> **Work request**:
Copy out, from the data, each line containing the string "name".

•••••

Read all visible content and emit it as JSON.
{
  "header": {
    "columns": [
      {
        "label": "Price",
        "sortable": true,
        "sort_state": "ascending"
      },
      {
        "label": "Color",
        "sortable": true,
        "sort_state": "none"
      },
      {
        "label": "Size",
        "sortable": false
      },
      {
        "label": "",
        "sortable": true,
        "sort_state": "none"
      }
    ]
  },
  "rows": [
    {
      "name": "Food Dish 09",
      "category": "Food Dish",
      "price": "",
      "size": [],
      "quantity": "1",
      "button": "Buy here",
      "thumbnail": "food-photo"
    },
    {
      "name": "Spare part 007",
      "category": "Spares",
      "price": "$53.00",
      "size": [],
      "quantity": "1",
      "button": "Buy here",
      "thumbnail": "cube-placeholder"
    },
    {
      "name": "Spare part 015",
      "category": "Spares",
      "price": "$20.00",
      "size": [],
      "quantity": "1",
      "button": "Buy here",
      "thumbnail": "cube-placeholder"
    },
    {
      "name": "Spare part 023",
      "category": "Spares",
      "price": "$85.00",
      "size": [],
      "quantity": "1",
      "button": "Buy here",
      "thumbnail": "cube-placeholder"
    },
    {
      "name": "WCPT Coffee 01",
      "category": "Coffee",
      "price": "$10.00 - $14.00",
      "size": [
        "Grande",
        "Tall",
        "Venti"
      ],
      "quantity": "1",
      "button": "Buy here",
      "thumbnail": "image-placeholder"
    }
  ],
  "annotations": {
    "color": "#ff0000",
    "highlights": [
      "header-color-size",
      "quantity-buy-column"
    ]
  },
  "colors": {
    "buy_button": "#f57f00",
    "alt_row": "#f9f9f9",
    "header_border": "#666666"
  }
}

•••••

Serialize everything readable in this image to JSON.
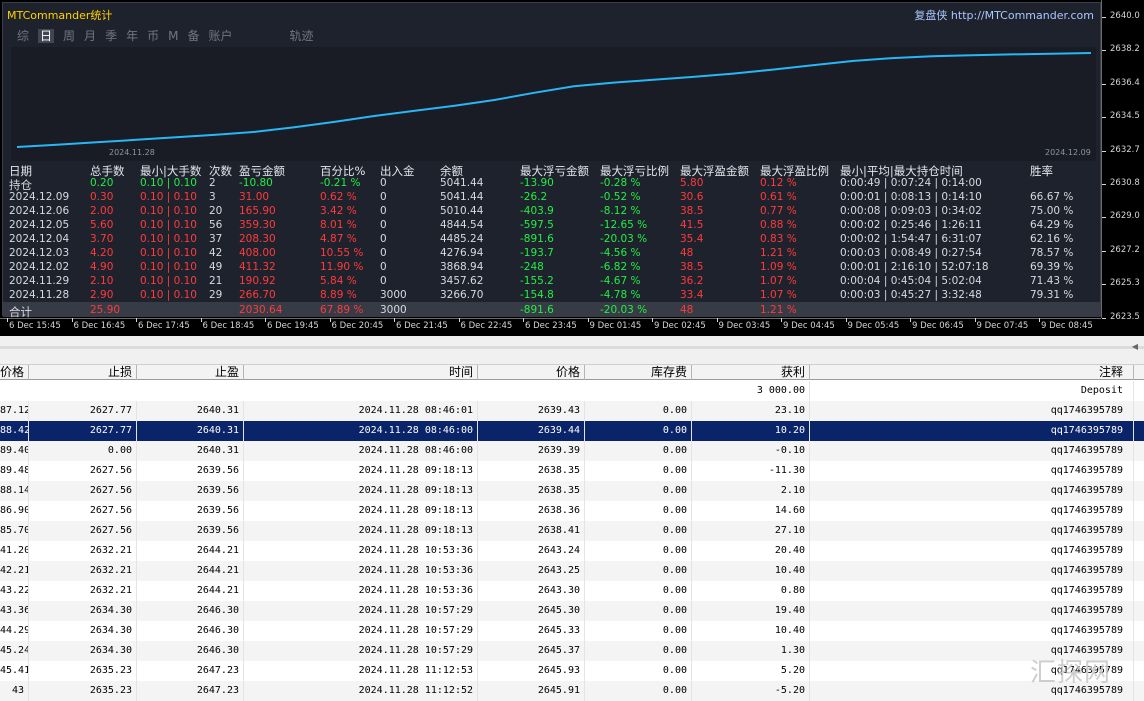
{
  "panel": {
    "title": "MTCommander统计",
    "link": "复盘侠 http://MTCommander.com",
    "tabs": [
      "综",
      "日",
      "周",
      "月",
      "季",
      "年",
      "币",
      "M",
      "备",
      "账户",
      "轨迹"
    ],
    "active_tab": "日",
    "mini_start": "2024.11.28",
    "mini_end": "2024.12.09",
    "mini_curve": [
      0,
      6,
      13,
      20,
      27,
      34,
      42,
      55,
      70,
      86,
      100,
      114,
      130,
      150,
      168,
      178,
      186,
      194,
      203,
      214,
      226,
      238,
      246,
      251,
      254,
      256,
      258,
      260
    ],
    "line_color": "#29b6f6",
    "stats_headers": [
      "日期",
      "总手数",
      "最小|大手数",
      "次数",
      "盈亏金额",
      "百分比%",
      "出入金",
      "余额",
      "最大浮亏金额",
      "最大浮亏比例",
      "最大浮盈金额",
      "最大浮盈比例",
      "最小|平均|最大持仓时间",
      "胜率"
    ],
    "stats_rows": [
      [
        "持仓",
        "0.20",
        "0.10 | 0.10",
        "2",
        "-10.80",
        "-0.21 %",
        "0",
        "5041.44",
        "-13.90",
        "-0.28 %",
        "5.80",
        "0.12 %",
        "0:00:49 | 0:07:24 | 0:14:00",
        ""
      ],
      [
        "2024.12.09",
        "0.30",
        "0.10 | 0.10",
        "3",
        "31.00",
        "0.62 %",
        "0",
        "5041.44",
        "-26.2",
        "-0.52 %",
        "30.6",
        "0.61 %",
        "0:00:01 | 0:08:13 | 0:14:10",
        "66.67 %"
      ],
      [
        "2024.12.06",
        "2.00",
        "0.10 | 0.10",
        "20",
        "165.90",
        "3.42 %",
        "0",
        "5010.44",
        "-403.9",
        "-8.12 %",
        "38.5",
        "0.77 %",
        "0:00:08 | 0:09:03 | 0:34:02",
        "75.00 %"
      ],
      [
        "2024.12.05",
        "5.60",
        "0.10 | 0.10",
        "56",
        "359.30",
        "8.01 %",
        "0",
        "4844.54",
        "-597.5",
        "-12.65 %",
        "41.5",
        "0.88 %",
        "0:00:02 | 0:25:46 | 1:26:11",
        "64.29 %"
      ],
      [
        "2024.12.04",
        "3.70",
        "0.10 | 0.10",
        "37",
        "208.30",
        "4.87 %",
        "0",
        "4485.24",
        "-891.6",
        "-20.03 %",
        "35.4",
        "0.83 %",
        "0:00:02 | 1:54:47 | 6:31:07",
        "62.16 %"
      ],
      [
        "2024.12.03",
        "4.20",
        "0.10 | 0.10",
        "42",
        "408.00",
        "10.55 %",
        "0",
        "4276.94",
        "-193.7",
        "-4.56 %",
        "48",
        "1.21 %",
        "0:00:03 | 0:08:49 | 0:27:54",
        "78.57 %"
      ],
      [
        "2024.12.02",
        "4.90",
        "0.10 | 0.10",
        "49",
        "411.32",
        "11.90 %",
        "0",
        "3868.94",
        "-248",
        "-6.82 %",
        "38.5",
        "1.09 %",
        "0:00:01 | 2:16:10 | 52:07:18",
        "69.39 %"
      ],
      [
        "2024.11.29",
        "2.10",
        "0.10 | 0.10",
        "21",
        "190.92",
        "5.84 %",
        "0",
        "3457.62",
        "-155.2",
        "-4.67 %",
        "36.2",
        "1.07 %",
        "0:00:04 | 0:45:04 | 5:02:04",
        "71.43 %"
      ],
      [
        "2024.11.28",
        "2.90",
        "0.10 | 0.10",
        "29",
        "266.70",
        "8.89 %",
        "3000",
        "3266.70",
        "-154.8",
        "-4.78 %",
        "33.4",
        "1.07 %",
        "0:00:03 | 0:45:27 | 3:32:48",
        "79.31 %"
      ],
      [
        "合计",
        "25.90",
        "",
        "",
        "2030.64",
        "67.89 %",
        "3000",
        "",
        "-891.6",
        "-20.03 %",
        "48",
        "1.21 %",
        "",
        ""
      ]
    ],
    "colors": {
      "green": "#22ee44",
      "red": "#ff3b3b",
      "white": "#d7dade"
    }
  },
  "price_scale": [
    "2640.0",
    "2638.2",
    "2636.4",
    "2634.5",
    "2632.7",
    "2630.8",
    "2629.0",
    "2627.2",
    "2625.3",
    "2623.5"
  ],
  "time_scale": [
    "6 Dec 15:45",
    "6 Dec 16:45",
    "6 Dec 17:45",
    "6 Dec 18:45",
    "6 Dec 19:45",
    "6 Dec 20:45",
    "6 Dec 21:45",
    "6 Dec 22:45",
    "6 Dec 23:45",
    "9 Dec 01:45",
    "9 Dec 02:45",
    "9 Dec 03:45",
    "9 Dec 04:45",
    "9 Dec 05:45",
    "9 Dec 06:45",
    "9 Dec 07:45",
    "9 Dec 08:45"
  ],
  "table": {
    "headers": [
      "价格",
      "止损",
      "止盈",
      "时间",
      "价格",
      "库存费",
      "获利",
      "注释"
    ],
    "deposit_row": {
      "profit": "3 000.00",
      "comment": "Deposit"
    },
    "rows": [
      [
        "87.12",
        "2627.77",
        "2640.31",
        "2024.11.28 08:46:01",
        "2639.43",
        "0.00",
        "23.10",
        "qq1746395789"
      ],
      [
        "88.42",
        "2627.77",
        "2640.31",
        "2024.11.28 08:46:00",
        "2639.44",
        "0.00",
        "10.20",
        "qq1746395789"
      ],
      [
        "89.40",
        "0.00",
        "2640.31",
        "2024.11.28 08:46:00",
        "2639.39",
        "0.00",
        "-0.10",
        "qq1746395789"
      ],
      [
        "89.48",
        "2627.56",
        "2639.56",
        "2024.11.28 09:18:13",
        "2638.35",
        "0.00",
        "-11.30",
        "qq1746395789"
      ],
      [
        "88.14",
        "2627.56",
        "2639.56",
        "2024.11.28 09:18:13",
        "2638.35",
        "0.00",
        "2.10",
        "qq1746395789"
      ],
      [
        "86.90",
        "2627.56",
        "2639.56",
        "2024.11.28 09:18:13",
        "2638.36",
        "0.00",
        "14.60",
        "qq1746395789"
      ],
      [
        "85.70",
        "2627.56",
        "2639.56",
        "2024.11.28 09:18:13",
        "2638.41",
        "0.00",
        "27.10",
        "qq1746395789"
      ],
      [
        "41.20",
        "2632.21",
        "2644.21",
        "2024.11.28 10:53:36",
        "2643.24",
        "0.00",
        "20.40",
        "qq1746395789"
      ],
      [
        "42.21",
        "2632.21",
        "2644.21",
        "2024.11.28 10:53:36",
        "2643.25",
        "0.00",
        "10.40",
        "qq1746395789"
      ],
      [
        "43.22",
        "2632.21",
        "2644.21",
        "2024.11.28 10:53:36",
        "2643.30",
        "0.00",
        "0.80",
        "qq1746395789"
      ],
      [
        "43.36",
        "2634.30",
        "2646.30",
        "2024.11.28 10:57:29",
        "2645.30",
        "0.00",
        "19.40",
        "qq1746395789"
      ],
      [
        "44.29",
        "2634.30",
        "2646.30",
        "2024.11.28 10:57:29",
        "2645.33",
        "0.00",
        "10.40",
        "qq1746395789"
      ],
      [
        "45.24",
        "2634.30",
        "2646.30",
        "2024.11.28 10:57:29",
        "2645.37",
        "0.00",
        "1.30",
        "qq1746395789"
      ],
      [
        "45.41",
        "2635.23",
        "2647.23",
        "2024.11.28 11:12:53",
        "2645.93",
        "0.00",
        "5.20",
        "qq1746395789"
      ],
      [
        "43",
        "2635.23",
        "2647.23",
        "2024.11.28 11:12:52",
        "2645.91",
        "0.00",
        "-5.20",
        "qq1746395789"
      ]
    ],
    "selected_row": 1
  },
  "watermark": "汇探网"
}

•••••

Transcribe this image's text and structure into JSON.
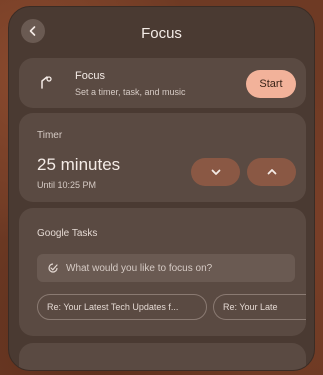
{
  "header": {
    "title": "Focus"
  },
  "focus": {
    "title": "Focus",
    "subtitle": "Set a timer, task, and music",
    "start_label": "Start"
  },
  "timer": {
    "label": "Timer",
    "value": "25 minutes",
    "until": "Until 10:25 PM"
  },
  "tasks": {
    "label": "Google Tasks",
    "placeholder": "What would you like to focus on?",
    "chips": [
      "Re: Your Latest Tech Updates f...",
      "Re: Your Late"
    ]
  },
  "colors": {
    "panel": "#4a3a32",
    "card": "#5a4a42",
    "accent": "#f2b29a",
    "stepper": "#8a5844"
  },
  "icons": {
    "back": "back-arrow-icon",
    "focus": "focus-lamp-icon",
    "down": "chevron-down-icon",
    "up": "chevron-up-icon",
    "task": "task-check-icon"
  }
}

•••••

> **Task result**:
      "name": "Food Dish 09",
      "name": "Spare part 007",
      "name": "Spare part 015",
      "name": "Spare part 023",
      "name": "WCPT Coffee 01",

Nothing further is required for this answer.